LAS VEGAS (KLAS) — The Formula One circus arrives in Las Vegas in three weeks. While you may have seen NASCAR haulers roam up Las Vegas Boulevard for their races, it’s nothing compared to a U.S. Grand Prix.
Even on a regular day, Harry Reid International Airport is one of the top 10 busiest airports in the country. Planes fill the gates, visitors fill the terminals. It’s all part of the routine of mass transit. But there’s nothing routine about Formula One racing.
“The focus is everywhere. We’re going to have all hands on deck,” James Chrisley said.
He is the senior director of aviation for Clark County. He and his staff have worked for months to prepare for Formula One.
“We know what F1 attracts. The kind of visitor. The kind of ticket holder. It’s a higher-end crowd. We’re expecting to be at capacity,” he said.

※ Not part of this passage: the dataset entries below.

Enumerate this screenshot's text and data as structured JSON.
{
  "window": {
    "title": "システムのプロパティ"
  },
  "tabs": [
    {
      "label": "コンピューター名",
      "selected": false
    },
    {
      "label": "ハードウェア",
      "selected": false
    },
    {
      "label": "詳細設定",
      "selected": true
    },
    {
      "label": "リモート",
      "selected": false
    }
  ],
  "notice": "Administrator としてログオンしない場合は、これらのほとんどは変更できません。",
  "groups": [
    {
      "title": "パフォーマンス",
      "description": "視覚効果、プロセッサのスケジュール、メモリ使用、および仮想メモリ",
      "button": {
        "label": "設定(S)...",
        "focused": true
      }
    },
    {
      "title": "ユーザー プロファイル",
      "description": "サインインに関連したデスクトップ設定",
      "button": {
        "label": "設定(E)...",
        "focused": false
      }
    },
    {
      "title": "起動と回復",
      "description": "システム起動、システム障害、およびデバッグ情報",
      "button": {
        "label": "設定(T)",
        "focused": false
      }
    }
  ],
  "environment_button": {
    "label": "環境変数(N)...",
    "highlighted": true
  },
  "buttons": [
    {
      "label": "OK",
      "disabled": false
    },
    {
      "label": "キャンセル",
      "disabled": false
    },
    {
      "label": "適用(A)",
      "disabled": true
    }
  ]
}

Staff visited other races on the Grand Prix calendar. They were already planning for the Super Bowl in February. Consider this a huge, dry run.
“There’s pressure to make sure our plan goes smoothly and we’re ready to react when things don’t go so smoothly,” Chrisley said.
But it’s more than just commuter planes. Private jets from around the world started reserving spots months ago. Much of that traffic is shifting to Henderson’s Executive Airport.
At Reid, a huge task involves handling cargo jets. Eight wide-body jets take Formula One from race to race.
“747, 777’s of cargo that have to come in prior to the race with cars, the pit equipment, the computers, everything is a traveling show,” Chrisley explained.
Clark County is bringing in temporary staff to help F1 teams do their business. Luckily, the airport is not too far from the course. That will come in handy when the real test comes after the checkered flag.
“The hot track ends at 2 a.m. on Sunday morning. The next race is the following Sunday in Abu Dhabi.”
It’ll be a hustle to get F1 in and out of Las Vegas. The airport has a race of its own.
“Oh yeah, we’re ready. We’re ready,” Chrisley said.
Earlier this year, Henderson Executive Airport finished its expansion. Chrisley says that will help with the crush of private jets scheduled for Formula One. The $9 million project started in 2022.